Crookall, 51, has weathered controversy and financial pressure. He ousted former music director Mario Venzago in 2009 and brought in a new, young music director, Krzysztof Urbanski, in 2010.
The symphony struggled with operating losses following the 2008 financial crisis. At the ISO's annual meeting in November, Crookall said that with cost-cutting and increased fundraising, the ISO should have a balanced budget by the conclusion of the fiscal year ending Aug. 31, 2014.
The ISO's expenses of $25.6 million exceeded revenue by $1.7 million for the 2011 fiscal year.

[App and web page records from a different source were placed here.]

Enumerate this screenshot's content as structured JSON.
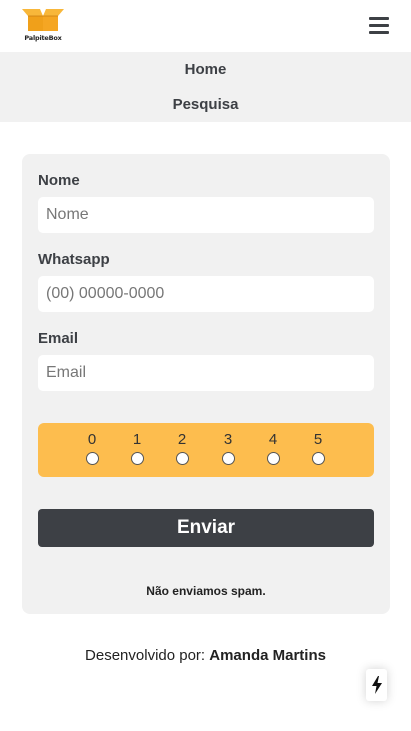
{
  "brand": {
    "name": "PalpiteBox",
    "accent_color": "#fdbd4e"
  },
  "header": {
    "menu_icon": "hamburger-menu-icon"
  },
  "nav": {
    "items": [
      {
        "label": "Home"
      },
      {
        "label": "Pesquisa"
      }
    ]
  },
  "form": {
    "fields": [
      {
        "label": "Nome",
        "placeholder": "Nome"
      },
      {
        "label": "Whatsapp",
        "placeholder": "(00) 00000-0000"
      },
      {
        "label": "Email",
        "placeholder": "Email"
      }
    ],
    "rating": {
      "options": [
        "0",
        "1",
        "2",
        "3",
        "4",
        "5"
      ],
      "selected": null
    },
    "submit_label": "Enviar",
    "spam_note": "Não enviamos spam."
  },
  "footer": {
    "prefix": "Desenvolvido por:",
    "author": "Amanda Martins"
  },
  "floating": {
    "icon": "lightning-bolt-icon"
  }
}
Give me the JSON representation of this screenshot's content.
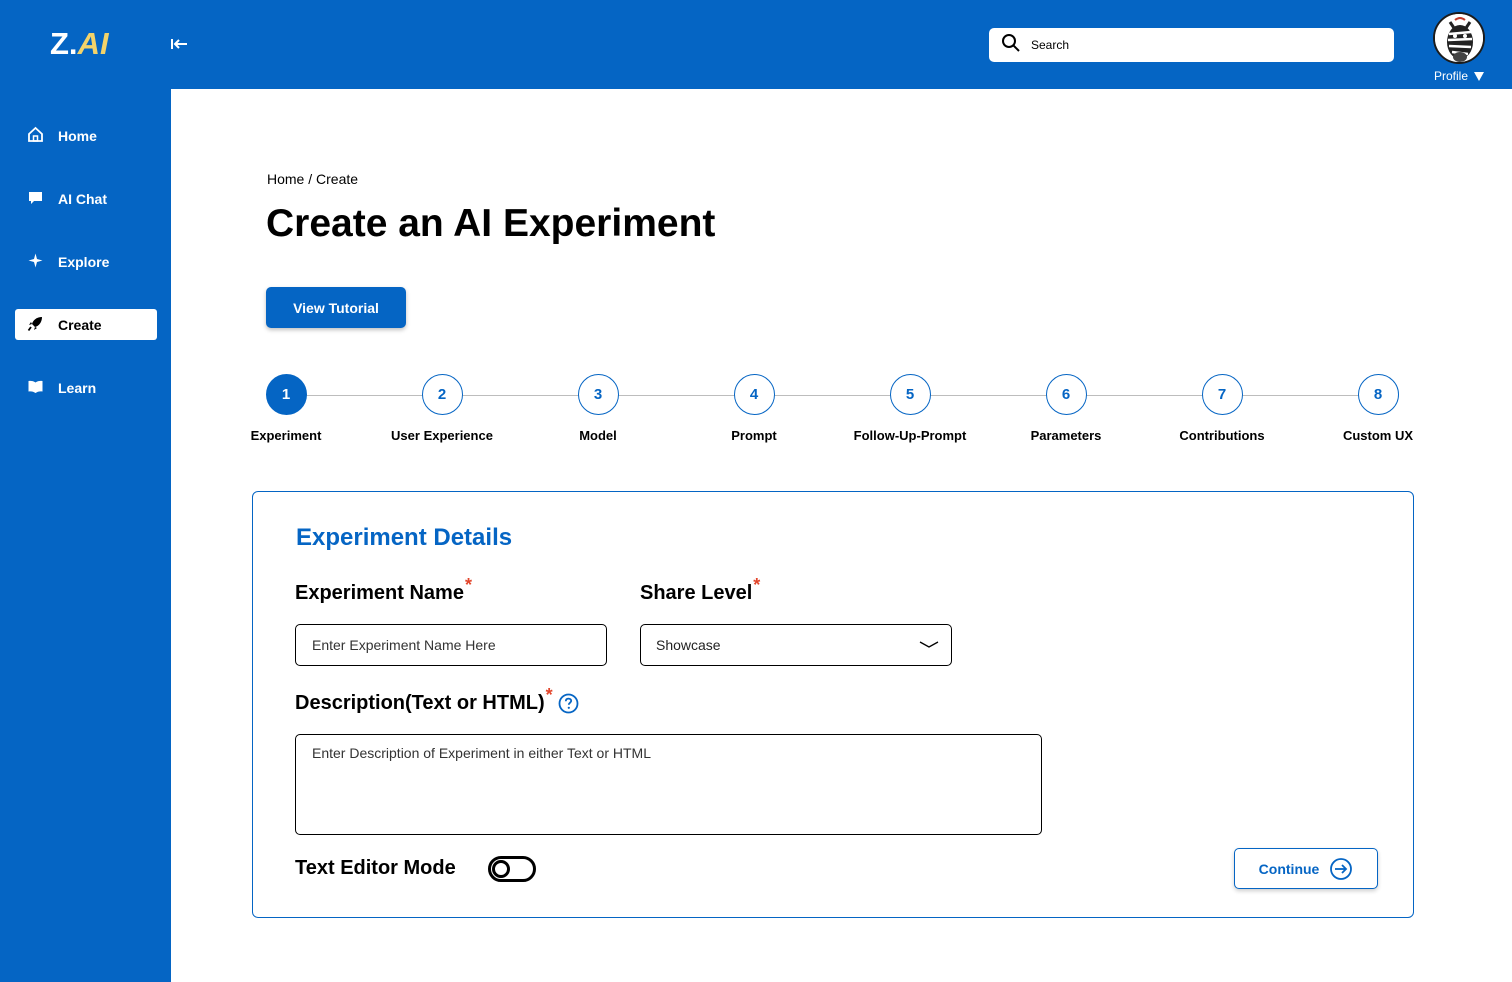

Last year's deficit was $1 million less than the previous year's and $1.1 million less than than the deficit two years ago.
A musicians’ representative said Crookall’s departure comes amid a larger shakeup in the management ranks. “They’re going through restructuring on the management side right now,” said Richard Graef, chairman of the orchestra committee. “It hasn’t just been Simon.”
In the past few weeks, the ISO has also parted ways with Martin Sher, vice president of artistic planning.
Graef said the departure came around the same time that the orchestra announced a new management structure with three vice presidents instead of six.
Thornburgh said the restructuring of the vice presidents' ranks was Crookall's decision. He expected Groth to assemble her own management team.
United Kingdom-based cultural commentator Norman Lebrecht speculated in a blog post that Music Director Krzysztof Urbanski played a role in Crookall’s departure. Citing anonymous sources, Lebrecht said Urbanski had objected to Sher’s firing.
Urbanski’s representative directed questions back to Thornburgh. “Krzysztof never publicly comments on issues related to orchestra administration,” said Jennifer Spencer, director at London-based HarrisonParrott in an e-mail.
Thornburgh said he wasn’t aware of Urbanski influencing Crookall’s decision to leave.
Musicians were not unhappy with Crookall, Graef said. “We respect what he’s done for the orchestra,” he said. “He’s given 150 percent, always.”
Crookall seemed to have at least a working relationship with the musicians. They agreed to a 12-percent pay cut in their last three-year contract, struck in October 2009, saving the ISO $4 million.
At the same time, Crookall took a 15-percent pay cut, and vice presidents took a 10-percent cut. Crookall was paid a base salary of $229,847 in the 2010 fiscal year with total compensation of $265,262.
The one blemish on Crookall’s record is failing to land significant donations, Graef said, although he added that the musicians don’t lay the blame with him. “It’s a very hard job.”
The capital campaign is overseen by vice president for development Sean Dunlavy, who shifted all his work to that project early in the year, Thornburgh said.